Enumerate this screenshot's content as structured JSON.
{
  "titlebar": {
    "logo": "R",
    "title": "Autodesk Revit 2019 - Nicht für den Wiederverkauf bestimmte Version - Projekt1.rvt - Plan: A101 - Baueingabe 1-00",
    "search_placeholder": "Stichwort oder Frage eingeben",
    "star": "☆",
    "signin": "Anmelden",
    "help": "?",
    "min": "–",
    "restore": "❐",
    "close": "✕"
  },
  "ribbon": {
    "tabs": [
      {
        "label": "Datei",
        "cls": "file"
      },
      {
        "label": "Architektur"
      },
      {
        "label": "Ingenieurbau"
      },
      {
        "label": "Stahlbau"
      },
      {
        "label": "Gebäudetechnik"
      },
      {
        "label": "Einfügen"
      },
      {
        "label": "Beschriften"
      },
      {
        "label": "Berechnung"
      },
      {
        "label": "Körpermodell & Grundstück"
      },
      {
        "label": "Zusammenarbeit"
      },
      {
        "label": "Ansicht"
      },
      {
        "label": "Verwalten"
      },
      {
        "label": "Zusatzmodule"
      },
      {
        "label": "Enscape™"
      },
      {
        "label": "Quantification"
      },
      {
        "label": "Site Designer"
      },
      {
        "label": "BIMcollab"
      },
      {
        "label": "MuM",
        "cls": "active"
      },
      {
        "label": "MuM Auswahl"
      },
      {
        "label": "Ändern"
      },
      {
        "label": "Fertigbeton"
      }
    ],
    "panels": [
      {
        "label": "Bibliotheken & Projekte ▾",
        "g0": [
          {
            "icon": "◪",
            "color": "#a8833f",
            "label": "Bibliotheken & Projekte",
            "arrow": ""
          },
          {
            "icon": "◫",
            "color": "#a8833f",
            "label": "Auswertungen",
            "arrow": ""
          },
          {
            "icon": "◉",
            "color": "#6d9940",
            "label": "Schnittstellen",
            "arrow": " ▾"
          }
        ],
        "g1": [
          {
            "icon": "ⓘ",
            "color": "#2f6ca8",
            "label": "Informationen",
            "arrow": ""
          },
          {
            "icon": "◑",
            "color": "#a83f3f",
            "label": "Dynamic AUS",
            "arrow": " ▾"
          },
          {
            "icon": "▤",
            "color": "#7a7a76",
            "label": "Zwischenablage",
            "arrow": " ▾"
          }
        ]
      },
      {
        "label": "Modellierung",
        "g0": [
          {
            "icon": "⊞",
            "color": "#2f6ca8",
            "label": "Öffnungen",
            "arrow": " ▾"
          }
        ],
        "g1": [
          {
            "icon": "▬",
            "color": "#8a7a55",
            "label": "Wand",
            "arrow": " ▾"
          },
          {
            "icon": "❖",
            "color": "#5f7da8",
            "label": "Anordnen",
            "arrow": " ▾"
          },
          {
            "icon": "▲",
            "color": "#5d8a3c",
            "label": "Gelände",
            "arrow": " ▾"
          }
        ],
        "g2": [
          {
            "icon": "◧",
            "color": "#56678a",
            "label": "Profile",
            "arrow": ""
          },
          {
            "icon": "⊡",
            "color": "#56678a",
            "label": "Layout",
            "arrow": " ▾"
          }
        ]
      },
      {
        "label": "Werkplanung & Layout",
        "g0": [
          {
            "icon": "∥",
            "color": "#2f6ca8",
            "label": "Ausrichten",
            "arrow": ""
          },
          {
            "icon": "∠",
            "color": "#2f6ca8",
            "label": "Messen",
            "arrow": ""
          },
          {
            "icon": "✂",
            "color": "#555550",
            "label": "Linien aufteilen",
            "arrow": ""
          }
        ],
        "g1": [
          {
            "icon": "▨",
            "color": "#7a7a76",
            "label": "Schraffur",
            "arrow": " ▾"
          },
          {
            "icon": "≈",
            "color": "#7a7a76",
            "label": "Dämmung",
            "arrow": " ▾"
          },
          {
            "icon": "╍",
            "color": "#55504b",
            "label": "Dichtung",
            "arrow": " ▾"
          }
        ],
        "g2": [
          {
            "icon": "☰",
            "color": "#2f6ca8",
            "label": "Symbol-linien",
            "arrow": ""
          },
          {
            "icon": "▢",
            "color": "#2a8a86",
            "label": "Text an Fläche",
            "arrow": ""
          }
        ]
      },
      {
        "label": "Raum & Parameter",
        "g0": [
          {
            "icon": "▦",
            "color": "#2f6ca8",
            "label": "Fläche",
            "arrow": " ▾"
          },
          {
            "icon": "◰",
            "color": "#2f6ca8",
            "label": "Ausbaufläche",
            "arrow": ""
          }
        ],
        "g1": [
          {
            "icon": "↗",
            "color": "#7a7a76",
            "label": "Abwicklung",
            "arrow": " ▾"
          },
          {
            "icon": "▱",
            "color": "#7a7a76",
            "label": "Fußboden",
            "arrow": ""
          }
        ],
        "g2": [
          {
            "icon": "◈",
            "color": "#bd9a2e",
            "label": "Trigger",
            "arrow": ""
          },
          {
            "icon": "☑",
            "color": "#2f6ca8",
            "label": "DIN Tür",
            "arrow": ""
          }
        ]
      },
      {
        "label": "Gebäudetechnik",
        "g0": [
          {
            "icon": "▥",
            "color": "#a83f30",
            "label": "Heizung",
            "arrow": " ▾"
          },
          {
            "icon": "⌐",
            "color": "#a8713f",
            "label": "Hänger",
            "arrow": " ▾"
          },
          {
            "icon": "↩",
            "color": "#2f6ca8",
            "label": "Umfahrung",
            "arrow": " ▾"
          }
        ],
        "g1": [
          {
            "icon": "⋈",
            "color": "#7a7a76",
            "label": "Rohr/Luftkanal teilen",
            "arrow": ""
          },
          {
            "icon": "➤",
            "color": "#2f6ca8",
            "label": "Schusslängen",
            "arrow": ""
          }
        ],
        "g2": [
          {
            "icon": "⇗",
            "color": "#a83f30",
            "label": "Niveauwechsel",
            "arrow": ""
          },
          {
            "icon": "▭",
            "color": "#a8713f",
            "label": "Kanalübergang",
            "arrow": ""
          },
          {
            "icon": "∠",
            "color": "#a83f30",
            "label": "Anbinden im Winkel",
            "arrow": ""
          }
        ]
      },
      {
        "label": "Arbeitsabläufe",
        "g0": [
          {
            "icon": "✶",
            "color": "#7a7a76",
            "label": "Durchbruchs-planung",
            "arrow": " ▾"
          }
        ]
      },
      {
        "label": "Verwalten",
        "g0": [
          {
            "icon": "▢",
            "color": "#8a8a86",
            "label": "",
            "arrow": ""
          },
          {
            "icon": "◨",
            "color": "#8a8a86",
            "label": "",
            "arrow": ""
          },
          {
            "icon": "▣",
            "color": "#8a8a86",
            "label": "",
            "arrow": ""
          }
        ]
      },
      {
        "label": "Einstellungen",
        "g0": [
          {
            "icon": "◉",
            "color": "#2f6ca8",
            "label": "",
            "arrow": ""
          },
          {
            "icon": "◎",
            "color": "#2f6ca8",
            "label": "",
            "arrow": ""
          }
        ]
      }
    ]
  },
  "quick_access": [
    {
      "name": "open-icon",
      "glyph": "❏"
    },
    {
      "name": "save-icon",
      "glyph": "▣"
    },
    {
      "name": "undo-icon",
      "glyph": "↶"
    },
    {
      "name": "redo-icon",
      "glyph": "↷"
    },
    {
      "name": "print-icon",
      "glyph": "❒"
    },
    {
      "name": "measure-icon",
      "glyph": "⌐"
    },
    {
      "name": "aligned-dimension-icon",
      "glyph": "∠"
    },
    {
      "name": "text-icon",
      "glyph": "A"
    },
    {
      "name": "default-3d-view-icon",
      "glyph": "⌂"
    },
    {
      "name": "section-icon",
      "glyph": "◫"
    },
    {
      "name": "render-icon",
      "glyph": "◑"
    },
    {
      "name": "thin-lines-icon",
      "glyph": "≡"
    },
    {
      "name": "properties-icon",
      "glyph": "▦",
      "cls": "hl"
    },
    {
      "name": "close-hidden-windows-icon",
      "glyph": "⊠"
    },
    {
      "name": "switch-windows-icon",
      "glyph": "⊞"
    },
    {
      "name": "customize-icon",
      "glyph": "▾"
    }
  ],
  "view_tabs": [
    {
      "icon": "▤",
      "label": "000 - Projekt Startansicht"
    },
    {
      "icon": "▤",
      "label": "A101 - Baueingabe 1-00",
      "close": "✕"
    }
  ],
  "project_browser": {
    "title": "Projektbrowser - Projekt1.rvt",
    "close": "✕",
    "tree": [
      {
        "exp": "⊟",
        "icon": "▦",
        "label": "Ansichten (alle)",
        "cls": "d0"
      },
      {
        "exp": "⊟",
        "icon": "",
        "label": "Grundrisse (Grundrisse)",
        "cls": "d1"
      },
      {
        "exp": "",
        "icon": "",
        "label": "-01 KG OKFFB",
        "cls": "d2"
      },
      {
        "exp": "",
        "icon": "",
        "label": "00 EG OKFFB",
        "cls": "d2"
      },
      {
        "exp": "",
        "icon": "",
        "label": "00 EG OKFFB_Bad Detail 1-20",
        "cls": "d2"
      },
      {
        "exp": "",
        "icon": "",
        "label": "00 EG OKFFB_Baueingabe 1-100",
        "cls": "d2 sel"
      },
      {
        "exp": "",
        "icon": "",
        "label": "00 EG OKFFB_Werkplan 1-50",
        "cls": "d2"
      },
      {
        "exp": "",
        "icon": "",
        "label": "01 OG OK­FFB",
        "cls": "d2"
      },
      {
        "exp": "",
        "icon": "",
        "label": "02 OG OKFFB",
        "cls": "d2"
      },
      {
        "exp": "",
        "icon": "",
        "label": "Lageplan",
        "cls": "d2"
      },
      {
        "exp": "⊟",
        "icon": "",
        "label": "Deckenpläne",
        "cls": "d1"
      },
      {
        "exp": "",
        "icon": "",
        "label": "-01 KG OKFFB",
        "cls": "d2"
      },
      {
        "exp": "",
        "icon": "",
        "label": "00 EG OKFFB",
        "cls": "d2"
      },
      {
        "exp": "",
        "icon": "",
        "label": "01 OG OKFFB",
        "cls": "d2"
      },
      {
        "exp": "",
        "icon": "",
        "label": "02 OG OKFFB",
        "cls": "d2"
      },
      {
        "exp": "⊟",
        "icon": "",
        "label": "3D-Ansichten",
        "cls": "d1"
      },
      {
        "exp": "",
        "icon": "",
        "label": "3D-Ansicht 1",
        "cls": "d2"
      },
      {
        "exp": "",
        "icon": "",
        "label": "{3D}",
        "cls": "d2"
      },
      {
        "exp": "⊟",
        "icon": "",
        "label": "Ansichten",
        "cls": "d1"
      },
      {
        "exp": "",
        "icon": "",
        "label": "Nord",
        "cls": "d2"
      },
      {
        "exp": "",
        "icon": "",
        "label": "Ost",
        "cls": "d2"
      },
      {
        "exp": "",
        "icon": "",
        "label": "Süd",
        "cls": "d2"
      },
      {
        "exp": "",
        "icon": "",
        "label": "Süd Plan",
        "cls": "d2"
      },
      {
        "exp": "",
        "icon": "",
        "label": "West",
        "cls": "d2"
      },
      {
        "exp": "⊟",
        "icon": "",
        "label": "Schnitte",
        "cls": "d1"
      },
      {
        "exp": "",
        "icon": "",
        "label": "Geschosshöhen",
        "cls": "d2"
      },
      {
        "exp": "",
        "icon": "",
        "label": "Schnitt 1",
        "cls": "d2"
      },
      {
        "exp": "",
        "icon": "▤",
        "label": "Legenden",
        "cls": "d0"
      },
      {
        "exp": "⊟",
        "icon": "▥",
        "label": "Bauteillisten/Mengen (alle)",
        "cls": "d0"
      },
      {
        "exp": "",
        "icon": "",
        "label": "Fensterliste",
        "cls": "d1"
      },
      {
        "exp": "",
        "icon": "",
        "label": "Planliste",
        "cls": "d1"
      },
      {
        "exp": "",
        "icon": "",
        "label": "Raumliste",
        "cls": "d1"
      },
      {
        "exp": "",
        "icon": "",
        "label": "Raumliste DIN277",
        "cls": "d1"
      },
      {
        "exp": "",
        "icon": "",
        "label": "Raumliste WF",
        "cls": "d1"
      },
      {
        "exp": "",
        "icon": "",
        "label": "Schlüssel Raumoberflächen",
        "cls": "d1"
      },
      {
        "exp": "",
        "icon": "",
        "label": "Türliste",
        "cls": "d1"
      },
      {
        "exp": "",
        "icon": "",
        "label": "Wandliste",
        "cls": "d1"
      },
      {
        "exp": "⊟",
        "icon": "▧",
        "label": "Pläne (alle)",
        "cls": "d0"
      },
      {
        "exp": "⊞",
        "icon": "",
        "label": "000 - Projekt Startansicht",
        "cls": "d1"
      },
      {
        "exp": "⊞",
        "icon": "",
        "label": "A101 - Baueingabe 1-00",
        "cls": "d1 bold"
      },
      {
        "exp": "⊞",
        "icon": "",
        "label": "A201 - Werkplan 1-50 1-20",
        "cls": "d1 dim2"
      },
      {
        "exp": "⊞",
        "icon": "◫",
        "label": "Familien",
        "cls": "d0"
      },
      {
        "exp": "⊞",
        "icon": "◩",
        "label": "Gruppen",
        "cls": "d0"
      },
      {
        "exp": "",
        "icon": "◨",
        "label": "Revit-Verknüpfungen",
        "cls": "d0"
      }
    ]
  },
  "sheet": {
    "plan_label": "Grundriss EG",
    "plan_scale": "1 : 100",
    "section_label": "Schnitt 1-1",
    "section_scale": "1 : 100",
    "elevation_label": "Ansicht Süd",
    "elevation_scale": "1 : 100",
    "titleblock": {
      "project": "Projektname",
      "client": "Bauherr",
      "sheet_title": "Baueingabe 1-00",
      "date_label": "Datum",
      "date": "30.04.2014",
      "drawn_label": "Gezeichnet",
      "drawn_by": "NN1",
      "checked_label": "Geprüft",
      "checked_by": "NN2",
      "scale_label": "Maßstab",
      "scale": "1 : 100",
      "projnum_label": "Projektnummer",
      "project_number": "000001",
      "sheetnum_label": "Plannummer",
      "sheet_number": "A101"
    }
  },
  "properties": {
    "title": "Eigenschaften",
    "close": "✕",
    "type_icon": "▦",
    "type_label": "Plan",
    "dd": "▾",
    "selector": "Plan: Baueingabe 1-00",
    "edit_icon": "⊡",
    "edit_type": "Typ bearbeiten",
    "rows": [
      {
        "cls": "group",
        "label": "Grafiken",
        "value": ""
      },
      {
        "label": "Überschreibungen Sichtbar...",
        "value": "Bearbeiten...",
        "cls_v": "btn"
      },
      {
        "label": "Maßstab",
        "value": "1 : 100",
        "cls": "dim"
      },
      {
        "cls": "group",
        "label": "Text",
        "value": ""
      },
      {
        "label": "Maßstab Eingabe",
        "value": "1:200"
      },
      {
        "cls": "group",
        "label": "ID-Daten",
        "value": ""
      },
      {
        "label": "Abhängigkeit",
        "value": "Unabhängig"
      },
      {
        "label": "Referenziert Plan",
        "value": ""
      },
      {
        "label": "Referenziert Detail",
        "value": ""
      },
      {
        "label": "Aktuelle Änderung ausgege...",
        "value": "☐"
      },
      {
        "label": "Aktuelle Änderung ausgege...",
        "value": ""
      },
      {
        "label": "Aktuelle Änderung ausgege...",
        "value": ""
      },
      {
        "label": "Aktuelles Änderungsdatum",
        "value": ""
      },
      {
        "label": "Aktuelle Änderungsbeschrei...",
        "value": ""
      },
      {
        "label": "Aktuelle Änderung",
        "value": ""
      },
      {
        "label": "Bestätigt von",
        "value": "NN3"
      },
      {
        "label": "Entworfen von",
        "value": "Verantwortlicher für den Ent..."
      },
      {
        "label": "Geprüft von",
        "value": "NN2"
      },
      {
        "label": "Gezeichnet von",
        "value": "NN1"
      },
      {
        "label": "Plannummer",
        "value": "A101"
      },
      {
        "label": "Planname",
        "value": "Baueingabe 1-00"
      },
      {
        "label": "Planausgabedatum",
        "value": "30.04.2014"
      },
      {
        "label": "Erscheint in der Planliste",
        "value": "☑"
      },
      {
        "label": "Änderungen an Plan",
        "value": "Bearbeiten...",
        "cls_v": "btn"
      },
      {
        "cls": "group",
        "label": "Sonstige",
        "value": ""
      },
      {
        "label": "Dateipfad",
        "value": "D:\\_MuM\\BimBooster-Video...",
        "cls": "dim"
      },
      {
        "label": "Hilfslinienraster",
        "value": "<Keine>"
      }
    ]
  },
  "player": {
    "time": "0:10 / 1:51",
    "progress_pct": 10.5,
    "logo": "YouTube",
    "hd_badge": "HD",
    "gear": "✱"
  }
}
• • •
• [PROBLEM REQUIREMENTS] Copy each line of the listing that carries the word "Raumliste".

• [EXERCISE RESULT]
        "label": "Raumliste",
        "label": "Raumliste DIN277",
        "label": "Raumliste WF",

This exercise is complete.